Once again, time to go back to the beginning. Assessments are an essential component of updating a child’s present levels of performance. The first thing required in any Individualized Education Program (IEP) is “a statement of the child’s present levels of academic achievement and functional performance.” If you look closely at the language there are actually two parts that need to be analyzed, “academic achievement” and “functional performance”. Since neither of these terms are defined this created questions that were discussed in the Federal Register page 46662:
Comment: A few commenters stated that § 300.320(a)(1) requires an IEP to include a statement of the child’s present levels of academic achievement, and recommended that the regulations define ‘‘academic achievement.’’
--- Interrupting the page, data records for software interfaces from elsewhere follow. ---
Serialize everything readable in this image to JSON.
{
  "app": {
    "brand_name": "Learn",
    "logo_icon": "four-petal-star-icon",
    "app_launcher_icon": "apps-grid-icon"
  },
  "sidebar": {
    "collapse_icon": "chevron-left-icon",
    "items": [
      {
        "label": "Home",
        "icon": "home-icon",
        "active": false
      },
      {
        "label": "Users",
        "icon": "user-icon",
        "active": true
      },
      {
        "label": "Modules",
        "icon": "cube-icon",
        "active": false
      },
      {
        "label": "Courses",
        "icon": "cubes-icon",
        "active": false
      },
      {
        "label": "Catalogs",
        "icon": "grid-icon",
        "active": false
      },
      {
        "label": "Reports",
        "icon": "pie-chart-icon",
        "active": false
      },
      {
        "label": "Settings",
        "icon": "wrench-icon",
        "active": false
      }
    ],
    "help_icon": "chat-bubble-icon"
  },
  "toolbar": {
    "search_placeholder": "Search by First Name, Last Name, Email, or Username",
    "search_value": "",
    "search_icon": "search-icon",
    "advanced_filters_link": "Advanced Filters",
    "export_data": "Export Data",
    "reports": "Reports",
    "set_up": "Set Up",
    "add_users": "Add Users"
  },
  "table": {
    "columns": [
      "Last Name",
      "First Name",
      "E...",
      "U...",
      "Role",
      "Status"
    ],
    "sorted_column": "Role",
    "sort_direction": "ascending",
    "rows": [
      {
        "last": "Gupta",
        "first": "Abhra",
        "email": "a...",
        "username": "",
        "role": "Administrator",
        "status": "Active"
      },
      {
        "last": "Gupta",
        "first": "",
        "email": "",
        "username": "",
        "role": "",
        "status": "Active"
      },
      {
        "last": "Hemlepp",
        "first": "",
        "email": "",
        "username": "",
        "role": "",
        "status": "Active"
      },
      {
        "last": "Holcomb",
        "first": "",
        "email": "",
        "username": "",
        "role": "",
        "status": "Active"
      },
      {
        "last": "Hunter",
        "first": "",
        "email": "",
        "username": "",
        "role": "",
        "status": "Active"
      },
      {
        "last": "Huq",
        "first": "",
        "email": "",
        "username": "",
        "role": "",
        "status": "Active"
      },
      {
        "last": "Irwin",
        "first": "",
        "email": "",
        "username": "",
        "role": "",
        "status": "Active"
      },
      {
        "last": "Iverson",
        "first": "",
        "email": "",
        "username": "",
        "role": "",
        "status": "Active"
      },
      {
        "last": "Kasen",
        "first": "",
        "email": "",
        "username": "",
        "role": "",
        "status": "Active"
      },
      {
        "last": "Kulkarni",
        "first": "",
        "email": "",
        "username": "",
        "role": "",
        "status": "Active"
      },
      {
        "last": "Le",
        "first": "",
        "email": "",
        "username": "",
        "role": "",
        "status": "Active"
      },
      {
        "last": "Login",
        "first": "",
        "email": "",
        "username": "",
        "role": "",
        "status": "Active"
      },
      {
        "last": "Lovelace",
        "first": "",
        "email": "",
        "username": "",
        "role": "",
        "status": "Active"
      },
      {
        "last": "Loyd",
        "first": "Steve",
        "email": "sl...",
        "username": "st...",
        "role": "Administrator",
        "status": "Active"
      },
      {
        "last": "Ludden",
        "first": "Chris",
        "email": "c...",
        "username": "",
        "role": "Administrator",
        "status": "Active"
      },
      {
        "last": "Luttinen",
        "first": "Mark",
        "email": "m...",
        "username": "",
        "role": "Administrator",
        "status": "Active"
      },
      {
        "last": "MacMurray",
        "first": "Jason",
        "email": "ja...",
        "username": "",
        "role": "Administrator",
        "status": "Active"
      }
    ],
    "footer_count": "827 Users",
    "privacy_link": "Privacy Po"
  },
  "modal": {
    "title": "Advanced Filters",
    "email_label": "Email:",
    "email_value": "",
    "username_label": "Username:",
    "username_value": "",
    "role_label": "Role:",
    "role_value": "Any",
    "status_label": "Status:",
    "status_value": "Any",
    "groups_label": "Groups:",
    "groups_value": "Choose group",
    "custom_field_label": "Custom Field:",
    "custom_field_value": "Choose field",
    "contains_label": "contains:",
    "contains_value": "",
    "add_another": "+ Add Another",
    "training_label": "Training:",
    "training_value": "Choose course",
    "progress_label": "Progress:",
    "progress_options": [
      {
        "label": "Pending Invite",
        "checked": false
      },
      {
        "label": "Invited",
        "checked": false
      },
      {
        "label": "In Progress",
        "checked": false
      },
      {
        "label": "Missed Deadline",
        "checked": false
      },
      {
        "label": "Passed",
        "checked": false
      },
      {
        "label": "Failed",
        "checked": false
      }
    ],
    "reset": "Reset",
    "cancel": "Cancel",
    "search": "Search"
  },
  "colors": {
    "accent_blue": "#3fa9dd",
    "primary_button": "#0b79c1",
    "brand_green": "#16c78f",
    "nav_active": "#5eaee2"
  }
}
Discussion: ‘‘Academic achievement’’ generally refers to a child’s performance in academic areas (e.g., reading or language arts, math, science, and history). We believe the definition could vary depending on a child’s circumstance or situation, and therefore, we do not believe a definition of ‘‘academic achievement’’ should be included in these regulations.
Comment: Some commenters recommended that the regulations clarify that not every child requires a functional performance statement or functional annual goals. Some commenters stated that requiring functional assessments for all children places an unnecessary burden on an LEA, does not add value for every child, and creates a potential for increased litigation. One commenter recommended that § 300.320(a)(1), regarding the child’s present levels of performance, and § 300.320(a)(2), regarding measurable annual goals, clarify that functional performance and functional goals should be included in a child’s IEP only if determined appropriate by the child’s IEP Team.
Discussion: We cannot make the changes requested by the commenters. Section 614(d)(1)(A)(i)(I) of the Act requires an IEP to include a statement of the child’s present levels of academic achievement and functional performance.
As you can see without updating both parts of the present levels of performances and knowing a child’s strengths and weaknesses, it’s impossible to make an informed decision about the appropriate placement. If you make a decision about placement before you have current data on your child, you might place your child in an environment that’s either too quick or slow paced.
For example, if your child is currently in a Special Day Class and you would like to begin mainstreaming them next year. I would recommend updating your child’s psycho-educational assessment to base your decision on. I mention this because sometimes report cards can be deceiving and do not tell the complete picture regarding a child’s true strengths and weaknesses. If a child is mainstreamed before they are ready, they can experience stress and anxiety if they cannot keep up and fall behind.
The other side of the coin is when a child is placed in an environment that might be considered too low-functioning. When this occurs, the child is not receiving an education that will allow them to work to their full potential. Many children who have a disability such as Autism, ADHD or SLD, are mainstreamed.
Once again, I stress the need to make sure all the necessary assessments have been performed prior to making a decision about your child’s placement. You cannot have a productive IEP meeting with your school district about the appropriate placement for your child until you have all the facts to base your decision on. The key is to keep an open mind about placement until that time so that you can place your child in the appropriate learning environment.